Region III: Celtic Seas
The Celtic Seas region contains wide variations in coastal topography, from fjordic sea lochs, to sand dunes, bays, estuaries and numerous sandy beaches. The large range of habitats in the region supports a diverse fish fauna. Although traditional maritime activities, such as fishing, take place in the Celtic Seas, there is ongoing development of tourism.
Region III, the Celtic Seas, extends between 60° N and 48° N and between 5° W and the west coast of Great Britain to the 200 m depth contour to the west of 6° W. The region contains wide variations in coastal topography, including fjordic sea lochs, rocky headlands, cliff formations, salt marshes, sand dunes, bays, estuaries and numerous sandy beaches. Region III also contains a number of internationally important ports and harbours. Generally, water movement is from south to north, with oceanic water from the North Atlantic entering from the south and west of the region and moving north towards either the Arctic or North Sea. However, there are also complex intermediate water movements, particularly within the Irish Sea. The strongest winds in Region III come from the west and south, with a tendency for the strongest winds to be experienced in the north and west of the region.
The general pattern of population change in the coastal areas of Region III is one of declining numbers in the largest city centres, growing populations in the suburbs of major towns, and stable or declining populations in more rural and remote regions. There are seasonal variations in the population of many coastal resort towns. The current trend in tourism and recreation towards a diverse range of more individual pursuits (such as angling and surfing) on less developed parts of the coast can result in new pressures on natural habitats and water quality. Other human activities in the region include: fishing, mariculture, sand and gravel extraction, dredging and dumping, oil and gas exploration and production, shipping, coastal industry, military activities and agriculture.

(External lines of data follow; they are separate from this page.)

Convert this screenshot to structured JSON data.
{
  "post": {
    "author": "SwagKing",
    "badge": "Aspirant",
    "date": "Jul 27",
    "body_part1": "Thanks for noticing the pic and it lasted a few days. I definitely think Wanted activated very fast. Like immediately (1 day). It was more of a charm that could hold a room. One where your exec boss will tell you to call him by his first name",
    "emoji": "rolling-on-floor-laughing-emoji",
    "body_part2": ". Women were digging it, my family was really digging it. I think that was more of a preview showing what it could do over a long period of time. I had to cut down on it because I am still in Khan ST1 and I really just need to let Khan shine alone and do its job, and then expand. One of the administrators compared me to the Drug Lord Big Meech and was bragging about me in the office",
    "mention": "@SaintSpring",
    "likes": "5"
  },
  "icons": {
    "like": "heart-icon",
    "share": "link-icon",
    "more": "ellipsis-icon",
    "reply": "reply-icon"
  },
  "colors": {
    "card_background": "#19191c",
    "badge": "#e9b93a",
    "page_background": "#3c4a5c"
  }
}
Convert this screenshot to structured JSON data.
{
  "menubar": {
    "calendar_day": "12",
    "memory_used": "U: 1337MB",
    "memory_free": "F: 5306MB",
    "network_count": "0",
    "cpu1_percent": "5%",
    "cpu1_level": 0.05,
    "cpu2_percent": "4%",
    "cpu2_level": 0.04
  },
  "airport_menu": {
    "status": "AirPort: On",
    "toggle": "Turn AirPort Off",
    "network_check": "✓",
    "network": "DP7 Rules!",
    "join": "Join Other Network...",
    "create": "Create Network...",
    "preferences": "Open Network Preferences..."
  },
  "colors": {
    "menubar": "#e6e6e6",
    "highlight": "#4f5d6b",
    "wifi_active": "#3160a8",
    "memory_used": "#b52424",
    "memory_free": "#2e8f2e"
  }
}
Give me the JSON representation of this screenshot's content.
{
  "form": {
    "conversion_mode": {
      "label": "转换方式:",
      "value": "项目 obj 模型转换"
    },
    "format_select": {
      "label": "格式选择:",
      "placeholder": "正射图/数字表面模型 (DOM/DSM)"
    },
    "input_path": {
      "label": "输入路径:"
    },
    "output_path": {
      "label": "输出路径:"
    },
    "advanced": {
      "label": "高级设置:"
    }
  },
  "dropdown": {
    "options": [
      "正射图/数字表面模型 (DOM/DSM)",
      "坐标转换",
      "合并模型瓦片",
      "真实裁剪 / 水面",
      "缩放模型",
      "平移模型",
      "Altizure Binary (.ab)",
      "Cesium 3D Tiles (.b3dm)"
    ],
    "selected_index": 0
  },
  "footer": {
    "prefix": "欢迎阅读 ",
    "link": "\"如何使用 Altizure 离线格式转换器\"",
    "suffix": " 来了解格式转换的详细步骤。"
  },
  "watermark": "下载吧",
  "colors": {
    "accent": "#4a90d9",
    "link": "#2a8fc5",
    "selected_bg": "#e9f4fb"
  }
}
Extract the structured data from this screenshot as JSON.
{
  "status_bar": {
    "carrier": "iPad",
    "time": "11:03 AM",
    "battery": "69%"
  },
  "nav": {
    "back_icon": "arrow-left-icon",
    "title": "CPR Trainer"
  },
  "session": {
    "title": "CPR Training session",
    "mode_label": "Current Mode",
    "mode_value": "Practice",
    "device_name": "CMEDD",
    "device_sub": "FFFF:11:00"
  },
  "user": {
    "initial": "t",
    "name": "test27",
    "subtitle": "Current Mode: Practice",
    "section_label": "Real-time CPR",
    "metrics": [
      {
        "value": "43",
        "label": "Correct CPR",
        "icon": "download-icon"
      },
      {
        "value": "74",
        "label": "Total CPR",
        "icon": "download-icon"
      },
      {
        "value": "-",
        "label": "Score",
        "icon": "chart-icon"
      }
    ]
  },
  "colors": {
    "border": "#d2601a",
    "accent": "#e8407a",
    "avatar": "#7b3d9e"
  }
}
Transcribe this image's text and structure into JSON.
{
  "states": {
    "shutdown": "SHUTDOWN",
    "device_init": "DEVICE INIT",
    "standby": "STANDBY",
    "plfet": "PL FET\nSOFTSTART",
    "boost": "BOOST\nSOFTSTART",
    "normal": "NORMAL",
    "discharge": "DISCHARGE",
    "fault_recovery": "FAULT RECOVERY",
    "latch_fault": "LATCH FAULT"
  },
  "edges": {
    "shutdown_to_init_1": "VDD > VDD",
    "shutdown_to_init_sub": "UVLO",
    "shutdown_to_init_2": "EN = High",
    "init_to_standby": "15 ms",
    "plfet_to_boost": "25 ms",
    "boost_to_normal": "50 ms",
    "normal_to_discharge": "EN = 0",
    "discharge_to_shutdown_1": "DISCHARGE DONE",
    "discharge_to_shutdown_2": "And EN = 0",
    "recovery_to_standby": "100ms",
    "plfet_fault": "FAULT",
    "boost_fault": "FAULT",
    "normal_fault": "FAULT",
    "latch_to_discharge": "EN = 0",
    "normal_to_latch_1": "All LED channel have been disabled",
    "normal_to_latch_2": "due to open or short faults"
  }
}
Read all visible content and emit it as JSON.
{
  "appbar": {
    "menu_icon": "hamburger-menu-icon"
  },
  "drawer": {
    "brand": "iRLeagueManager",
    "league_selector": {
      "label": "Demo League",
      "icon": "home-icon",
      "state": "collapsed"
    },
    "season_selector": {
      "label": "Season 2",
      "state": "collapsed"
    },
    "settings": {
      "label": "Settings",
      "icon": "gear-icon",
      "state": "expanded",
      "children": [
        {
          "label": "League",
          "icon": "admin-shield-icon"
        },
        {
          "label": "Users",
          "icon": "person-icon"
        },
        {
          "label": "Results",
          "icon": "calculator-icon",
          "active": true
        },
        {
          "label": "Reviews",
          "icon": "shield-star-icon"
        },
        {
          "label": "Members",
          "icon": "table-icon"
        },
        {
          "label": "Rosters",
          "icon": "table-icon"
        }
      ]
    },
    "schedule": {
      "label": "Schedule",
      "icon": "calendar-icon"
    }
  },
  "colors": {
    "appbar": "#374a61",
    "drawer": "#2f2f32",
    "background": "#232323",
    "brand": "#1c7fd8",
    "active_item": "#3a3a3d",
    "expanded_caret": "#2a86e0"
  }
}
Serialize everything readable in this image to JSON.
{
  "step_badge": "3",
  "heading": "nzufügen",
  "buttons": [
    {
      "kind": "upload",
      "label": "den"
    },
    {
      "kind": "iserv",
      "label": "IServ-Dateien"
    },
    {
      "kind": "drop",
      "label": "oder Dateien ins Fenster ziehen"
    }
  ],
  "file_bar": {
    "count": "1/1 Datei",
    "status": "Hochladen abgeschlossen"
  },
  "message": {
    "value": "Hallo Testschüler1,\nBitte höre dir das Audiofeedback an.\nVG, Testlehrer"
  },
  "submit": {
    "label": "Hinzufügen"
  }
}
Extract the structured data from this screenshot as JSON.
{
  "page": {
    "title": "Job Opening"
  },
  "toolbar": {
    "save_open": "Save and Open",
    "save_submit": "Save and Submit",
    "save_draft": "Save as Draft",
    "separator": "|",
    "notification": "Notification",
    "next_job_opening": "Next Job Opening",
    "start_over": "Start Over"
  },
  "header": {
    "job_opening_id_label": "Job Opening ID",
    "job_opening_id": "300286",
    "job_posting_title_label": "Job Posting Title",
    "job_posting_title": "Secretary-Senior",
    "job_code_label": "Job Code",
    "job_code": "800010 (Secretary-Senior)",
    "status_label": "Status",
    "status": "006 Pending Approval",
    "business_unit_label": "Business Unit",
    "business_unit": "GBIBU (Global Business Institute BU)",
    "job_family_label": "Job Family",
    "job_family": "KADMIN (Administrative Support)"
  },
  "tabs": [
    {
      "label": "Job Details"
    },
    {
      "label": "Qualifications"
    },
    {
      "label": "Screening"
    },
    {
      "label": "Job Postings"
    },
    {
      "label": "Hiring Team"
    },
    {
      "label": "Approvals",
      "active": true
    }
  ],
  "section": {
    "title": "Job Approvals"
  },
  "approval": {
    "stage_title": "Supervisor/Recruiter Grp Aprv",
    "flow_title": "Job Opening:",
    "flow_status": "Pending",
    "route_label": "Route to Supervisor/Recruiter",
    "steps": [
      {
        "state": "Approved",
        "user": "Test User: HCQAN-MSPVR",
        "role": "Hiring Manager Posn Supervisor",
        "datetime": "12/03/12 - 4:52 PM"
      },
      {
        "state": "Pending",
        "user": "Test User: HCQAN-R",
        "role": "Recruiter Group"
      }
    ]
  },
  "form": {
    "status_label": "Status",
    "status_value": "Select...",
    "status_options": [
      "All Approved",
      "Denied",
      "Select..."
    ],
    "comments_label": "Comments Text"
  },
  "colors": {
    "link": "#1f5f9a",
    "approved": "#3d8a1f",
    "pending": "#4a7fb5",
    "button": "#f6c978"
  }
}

The large range of habitats in the region support a diverse fish fauna, including many commercially important species. Many of these species have relatively short migration routes between feeding and spawning areas. The region has a large number of areas attractive to seabirds and waterfowl. The common or harbour seal and the grey seal are widely distributed throughout the region. The waters around Ireland and to the west of Scotland support a variety of cetaceans, but apart from the population of bottle-nose dolphins in Cardigan Bay, they are only occasionally seen in the Irish Sea.